**DESCRIPTION OF THE TASK**
The data must be reproduced verbatim; images are to be omitted.

[Items from an interface collection]
=== Section Start ===

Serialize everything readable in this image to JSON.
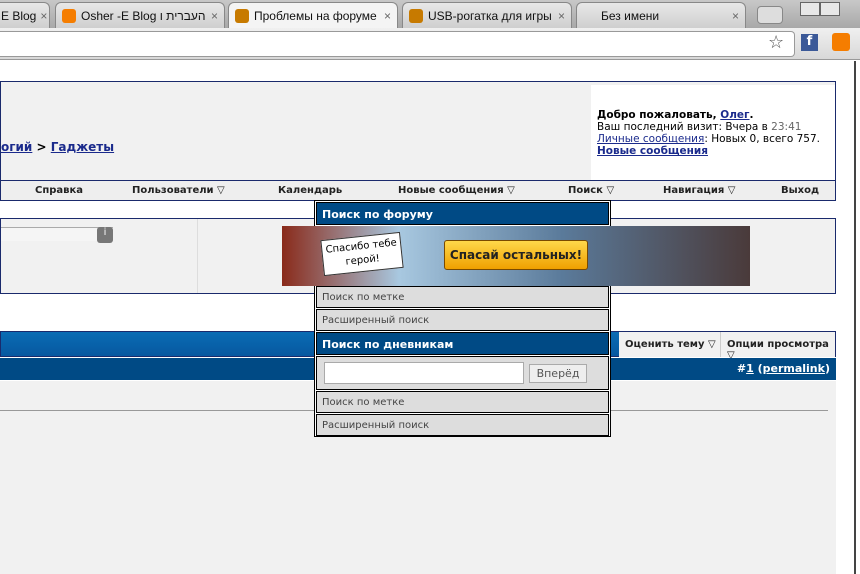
{
  "browser": {
    "tabs": [
      {
        "title": "E Blog",
        "icon": "blogger-icon",
        "color": "#f57d00"
      },
      {
        "title": "Osher -E Blog העברית ו",
        "icon": "blogger-icon",
        "color": "#f57d00"
      },
      {
        "title": "Проблемы на форуме",
        "icon": "forum-icon",
        "color": "#c77a00",
        "active": true
      },
      {
        "title": "USB-рогатка для игры",
        "icon": "forum-icon",
        "color": "#c77a00"
      },
      {
        "title": "Без имени"
      }
    ],
    "close": "×"
  },
  "header": {
    "breadcrumb_prev": "огий",
    "breadcrumb_sep": " > ",
    "breadcrumb_current": "Гаджеты",
    "welcome": {
      "greeting": "Добро пожаловать, ",
      "user": "Олег",
      "dot": ".",
      "last_visit_label": "Ваш последний визит: Вчера в ",
      "last_visit_time": "23:41",
      "pm_link": "Личные сообщения",
      "pm_text": ": Новых 0, всего 757.",
      "new_posts": "Новые сообщения"
    }
  },
  "navbar": [
    "Справка",
    "Пользователи ▽",
    "Календарь",
    "Новые сообщения ▽",
    "Поиск ▽",
    "Навигация ▽",
    "Выход"
  ],
  "banner": {
    "bubble": "Спасибо тебе герой!",
    "button": "Спасай остальных!"
  },
  "thread": {
    "rate": "Оценить тему ▽",
    "view": "Опции просмотра ▽",
    "post_num_prefix": "#",
    "post_num": "1",
    "permalink": "permalink"
  },
  "dropdown": {
    "forum_header": "Поиск по форуму",
    "forum_tag": "Поиск по метке",
    "forum_adv": "Расширенный поиск",
    "blog_header": "Поиск по дневникам",
    "search_value": "",
    "go": "Вперёд",
    "blog_tag": "Поиск по метке",
    "blog_adv": "Расширенный поиск"
  }
}
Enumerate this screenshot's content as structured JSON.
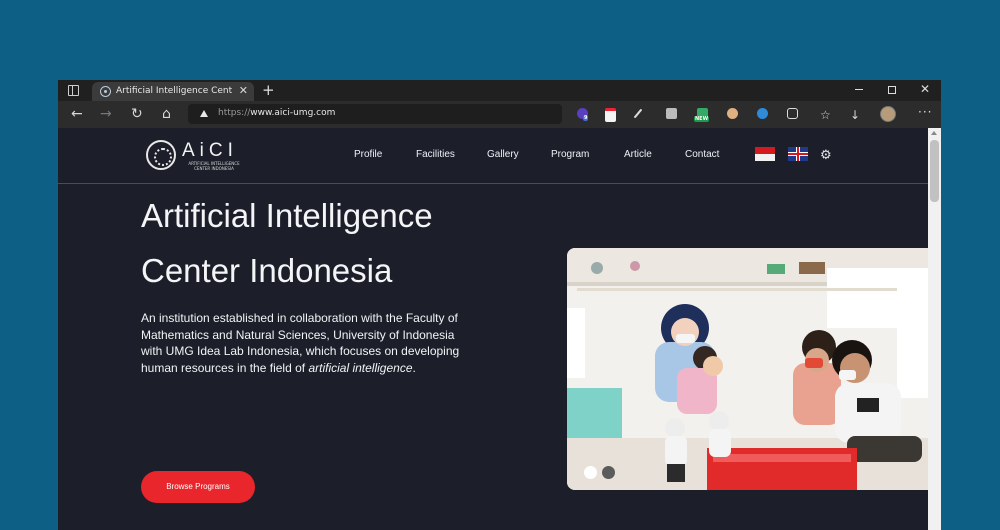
{
  "browser": {
    "tab": {
      "title": "Artificial Intelligence Center Indo",
      "close": "✕"
    },
    "new_tab": "+",
    "window": {
      "close": "✕"
    },
    "nav": {
      "back": "←",
      "forward": "→",
      "refresh": "↻",
      "home": "⌂"
    },
    "url": {
      "scheme": "https://",
      "host": "www.aici-umg.com"
    },
    "extensions": [
      {
        "icon": "extension-purple-icon",
        "badge": "9"
      },
      {
        "icon": "extension-calendar-icon"
      },
      {
        "icon": "pen-icon"
      },
      {
        "icon": "camera-icon"
      },
      {
        "icon": "extension-new-icon",
        "badge": "NEW"
      },
      {
        "icon": "extension-face-icon"
      },
      {
        "icon": "extension-gem-icon"
      },
      {
        "icon": "puzzle-icon"
      },
      {
        "icon": "favorites-icon"
      },
      {
        "icon": "download-icon"
      }
    ],
    "menu": "···"
  },
  "site": {
    "logo": {
      "text": "AiCI",
      "sub": "ARTIFICIAL INTELLIGENCE CENTER INDONESIA"
    },
    "nav": [
      "Profile",
      "Facilities",
      "Gallery",
      "Program",
      "Article",
      "Contact"
    ],
    "languages": [
      "id-flag",
      "uk-flag"
    ],
    "settings_icon": "⚙"
  },
  "hero": {
    "title_line1": "Artificial Intelligence",
    "title_line2": "Center Indonesia",
    "desc_main": "An institution established in collaboration with the Faculty of Mathematics and Natural Sciences, University of Indonesia with UMG Idea Lab Indonesia, which focuses on developing human resources in the field of ",
    "desc_emph": "artificial intelligence",
    "desc_end": ".",
    "cta": "Browse Programs"
  },
  "carousel": {
    "slides": 2,
    "active_index": 0
  },
  "colors": {
    "accent": "#e8262b",
    "page_bg": "#1c1f2a",
    "outer_bg": "#0e5f85"
  }
}
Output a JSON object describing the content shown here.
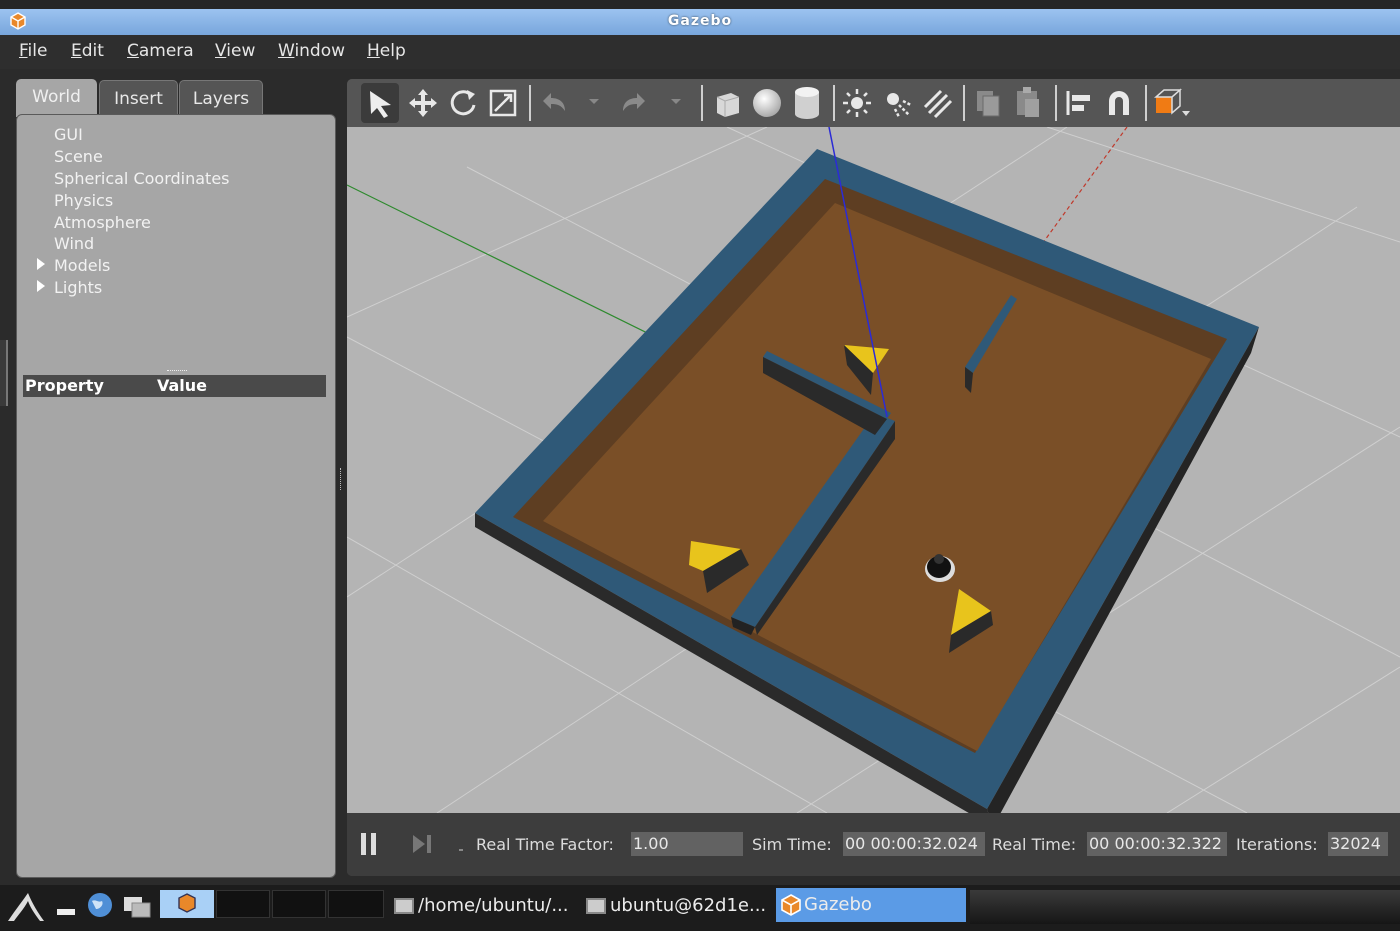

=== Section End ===

**ANSWER TO THIS EXERCISE**
Serialize everything readable in this image to JSON.
{
  "browser": {
    "tabs": [
      {
        "title": "E Blog",
        "icon": "blogger-icon",
        "color": "#f57d00"
      },
      {
        "title": "Osher -E Blog העברית ו",
        "icon": "blogger-icon",
        "color": "#f57d00"
      },
      {
        "title": "Проблемы на форуме",
        "icon": "forum-icon",
        "color": "#c77a00",
        "active": true
      },
      {
        "title": "USB-рогатка для игры",
        "icon": "forum-icon",
        "color": "#c77a00"
      },
      {
        "title": "Без имени"
      }
    ],
    "close": "×"
  },
  "header": {
    "breadcrumb_prev": "огий",
    "breadcrumb_sep": " > ",
    "breadcrumb_current": "Гаджеты",
    "welcome": {
      "greeting": "Добро пожаловать, ",
      "user": "Олег",
      "dot": ".",
      "last_visit_label": "Ваш последний визит: Вчера в ",
      "last_visit_time": "23:41",
      "pm_link": "Личные сообщения",
      "pm_text": ": Новых 0, всего 757.",
      "new_posts": "Новые сообщения"
    }
  },
  "navbar": [
    "Справка",
    "Пользователи ▽",
    "Календарь",
    "Новые сообщения ▽",
    "Поиск ▽",
    "Навигация ▽",
    "Выход"
  ],
  "banner": {
    "bubble": "Спасибо тебе герой!",
    "button": "Спасай остальных!"
  },
  "thread": {
    "rate": "Оценить тему ▽",
    "view": "Опции просмотра ▽",
    "post_num_prefix": "#",
    "post_num": "1",
    "permalink": "permalink"
  },
  "dropdown": {
    "forum_header": "Поиск по форуму",
    "forum_tag": "Поиск по метке",
    "forum_adv": "Расширенный поиск",
    "blog_header": "Поиск по дневникам",
    "search_value": "",
    "go": "Вперёд",
    "blog_tag": "Поиск по метке",
    "blog_adv": "Расширенный поиск"
  }
}
Enumerate this screenshot's content as structured JSON.
{
  "browser": {
    "tab": {
      "title": "Artificial Intelligence Center Indo",
      "close": "✕"
    },
    "new_tab": "+",
    "window": {
      "close": "✕"
    },
    "nav": {
      "back": "←",
      "forward": "→",
      "refresh": "↻",
      "home": "⌂"
    },
    "url": {
      "scheme": "https://",
      "host": "www.aici-umg.com"
    },
    "extensions": [
      {
        "icon": "extension-purple-icon",
        "badge": "9"
      },
      {
        "icon": "extension-calendar-icon"
      },
      {
        "icon": "pen-icon"
      },
      {
        "icon": "camera-icon"
      },
      {
        "icon": "extension-new-icon",
        "badge": "NEW"
      },
      {
        "icon": "extension-face-icon"
      },
      {
        "icon": "extension-gem-icon"
      },
      {
        "icon": "puzzle-icon"
      },
      {
        "icon": "favorites-icon"
      },
      {
        "icon": "download-icon"
      }
    ],
    "menu": "···"
  },
  "site": {
    "logo": {
      "text": "AiCI",
      "sub": "ARTIFICIAL INTELLIGENCE CENTER INDONESIA"
    },
    "nav": [
      "Profile",
      "Facilities",
      "Gallery",
      "Program",
      "Article",
      "Contact"
    ],
    "languages": [
      "id-flag",
      "uk-flag"
    ],
    "settings_icon": "⚙"
  },
  "hero": {
    "title_line1": "Artificial Intelligence",
    "title_line2": "Center Indonesia",
    "desc_main": "An institution established in collaboration with the Faculty of Mathematics and Natural Sciences, University of Indonesia with UMG Idea Lab Indonesia, which focuses on developing human resources in the field of ",
    "desc_emph": "artificial intelligence",
    "desc_end": ".",
    "cta": "Browse Programs"
  },
  "carousel": {
    "slides": 2,
    "active_index": 0
  },
  "colors": {
    "accent": "#e8262b",
    "page_bg": "#1c1f2a",
    "outer_bg": "#0e5f85"
  }
}
Output a JSON object describing the content shown here.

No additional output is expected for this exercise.